The early descriptions of Quoyle make him out to be a lumbering clod, barely capable of speech, unattractive in every way, making the reader feel the self-loathing of a young man lost in a highly critical world. As he begins to let his voice be heard, more of his own character comes out, slowly and painfully, and the story moves forward as we get to know him and he gets to know himself. While the beginning of the book is one calamity after another, Quoyle sticks with it and keeps plodding along, going where the winds take him until his fortunes right themselves.
Once I was inside this world, I stopped wanting to leave. One of my favourite quirks in the book is Quoyle's habit of creating impromptu newspaper headlines about the world around him ("Man with Hangover Listens to Boat Builder Project Variables"). There was also the warmth of the closeknit community in the Northern reaches, the intriguing history and mystery of each character and the town, even an abandoned village on a desolate island. I made a point of never checking the publication date on Shipping News, because it sits fairly happily in the near-present, comfortably familiar and nonspeciﬁc. Come to think of it, this was probably my favourite book of the week.

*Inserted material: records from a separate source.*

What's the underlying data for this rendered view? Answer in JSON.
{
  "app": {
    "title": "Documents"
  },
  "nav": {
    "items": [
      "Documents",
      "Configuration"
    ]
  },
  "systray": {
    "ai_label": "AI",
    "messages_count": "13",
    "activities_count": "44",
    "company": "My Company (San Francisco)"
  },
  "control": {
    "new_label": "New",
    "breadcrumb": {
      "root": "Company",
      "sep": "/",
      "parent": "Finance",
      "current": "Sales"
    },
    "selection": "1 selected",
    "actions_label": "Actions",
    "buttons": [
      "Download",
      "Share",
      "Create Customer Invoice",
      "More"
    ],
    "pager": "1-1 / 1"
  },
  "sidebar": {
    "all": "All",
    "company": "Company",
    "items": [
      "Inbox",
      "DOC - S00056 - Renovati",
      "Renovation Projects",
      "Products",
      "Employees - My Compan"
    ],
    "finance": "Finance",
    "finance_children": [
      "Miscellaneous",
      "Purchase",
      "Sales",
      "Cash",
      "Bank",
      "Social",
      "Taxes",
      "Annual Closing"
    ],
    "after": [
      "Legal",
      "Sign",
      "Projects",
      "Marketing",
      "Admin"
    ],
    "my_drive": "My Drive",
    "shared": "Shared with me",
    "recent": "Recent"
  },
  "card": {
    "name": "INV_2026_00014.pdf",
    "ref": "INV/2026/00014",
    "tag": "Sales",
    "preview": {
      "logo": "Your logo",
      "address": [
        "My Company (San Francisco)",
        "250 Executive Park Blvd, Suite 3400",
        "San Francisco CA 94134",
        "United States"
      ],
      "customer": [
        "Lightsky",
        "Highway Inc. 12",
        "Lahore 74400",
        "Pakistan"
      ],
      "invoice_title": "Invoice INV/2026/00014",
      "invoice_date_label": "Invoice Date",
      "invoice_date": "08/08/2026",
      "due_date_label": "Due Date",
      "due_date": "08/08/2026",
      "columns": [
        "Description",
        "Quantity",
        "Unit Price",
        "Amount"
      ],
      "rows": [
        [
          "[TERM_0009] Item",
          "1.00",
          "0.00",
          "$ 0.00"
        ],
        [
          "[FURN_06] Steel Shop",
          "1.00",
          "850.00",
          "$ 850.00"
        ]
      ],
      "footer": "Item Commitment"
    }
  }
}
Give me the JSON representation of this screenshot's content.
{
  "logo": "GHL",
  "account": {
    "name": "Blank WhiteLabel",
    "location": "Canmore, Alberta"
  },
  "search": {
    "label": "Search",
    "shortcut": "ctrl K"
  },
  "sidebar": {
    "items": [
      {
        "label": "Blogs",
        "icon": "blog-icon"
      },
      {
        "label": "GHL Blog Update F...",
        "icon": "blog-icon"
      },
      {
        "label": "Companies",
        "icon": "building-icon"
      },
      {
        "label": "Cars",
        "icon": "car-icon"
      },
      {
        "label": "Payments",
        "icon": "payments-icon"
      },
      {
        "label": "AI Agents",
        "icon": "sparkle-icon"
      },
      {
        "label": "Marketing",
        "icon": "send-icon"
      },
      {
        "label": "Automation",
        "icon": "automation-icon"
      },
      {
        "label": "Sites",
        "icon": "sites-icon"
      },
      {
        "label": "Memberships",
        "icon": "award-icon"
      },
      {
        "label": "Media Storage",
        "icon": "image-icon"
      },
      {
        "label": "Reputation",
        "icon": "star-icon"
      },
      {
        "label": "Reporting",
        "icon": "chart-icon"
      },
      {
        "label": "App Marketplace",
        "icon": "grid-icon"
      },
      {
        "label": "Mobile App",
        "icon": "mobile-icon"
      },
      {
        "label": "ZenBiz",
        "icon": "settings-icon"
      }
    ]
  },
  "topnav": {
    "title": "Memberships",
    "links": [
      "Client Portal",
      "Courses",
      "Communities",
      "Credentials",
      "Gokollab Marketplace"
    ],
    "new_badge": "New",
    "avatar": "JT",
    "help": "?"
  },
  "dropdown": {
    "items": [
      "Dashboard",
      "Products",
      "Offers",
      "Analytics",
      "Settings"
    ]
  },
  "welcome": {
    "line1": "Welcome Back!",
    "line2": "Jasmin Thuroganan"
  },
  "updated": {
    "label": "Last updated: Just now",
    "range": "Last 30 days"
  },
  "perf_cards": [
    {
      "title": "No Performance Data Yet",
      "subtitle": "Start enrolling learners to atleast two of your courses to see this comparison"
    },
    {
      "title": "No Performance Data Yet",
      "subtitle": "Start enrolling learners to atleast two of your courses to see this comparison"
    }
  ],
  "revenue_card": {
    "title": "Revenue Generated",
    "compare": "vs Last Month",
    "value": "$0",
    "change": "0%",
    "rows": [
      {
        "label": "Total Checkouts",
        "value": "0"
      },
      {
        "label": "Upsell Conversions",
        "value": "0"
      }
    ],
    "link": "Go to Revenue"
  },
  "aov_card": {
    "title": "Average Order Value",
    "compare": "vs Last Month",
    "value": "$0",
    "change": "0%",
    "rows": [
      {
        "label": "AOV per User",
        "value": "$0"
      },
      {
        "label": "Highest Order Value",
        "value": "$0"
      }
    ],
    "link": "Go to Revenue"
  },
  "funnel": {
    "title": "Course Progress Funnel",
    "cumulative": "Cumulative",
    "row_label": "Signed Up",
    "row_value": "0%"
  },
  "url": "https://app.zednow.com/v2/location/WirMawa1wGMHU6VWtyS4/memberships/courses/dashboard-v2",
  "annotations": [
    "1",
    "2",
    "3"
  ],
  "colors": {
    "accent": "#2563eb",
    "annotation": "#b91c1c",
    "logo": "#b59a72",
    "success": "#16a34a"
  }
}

"There are four women in every man's heart. The Maid in the Meadow, the Demon Lover, the Stouthearted Woman, the Tall and Quiet Woman."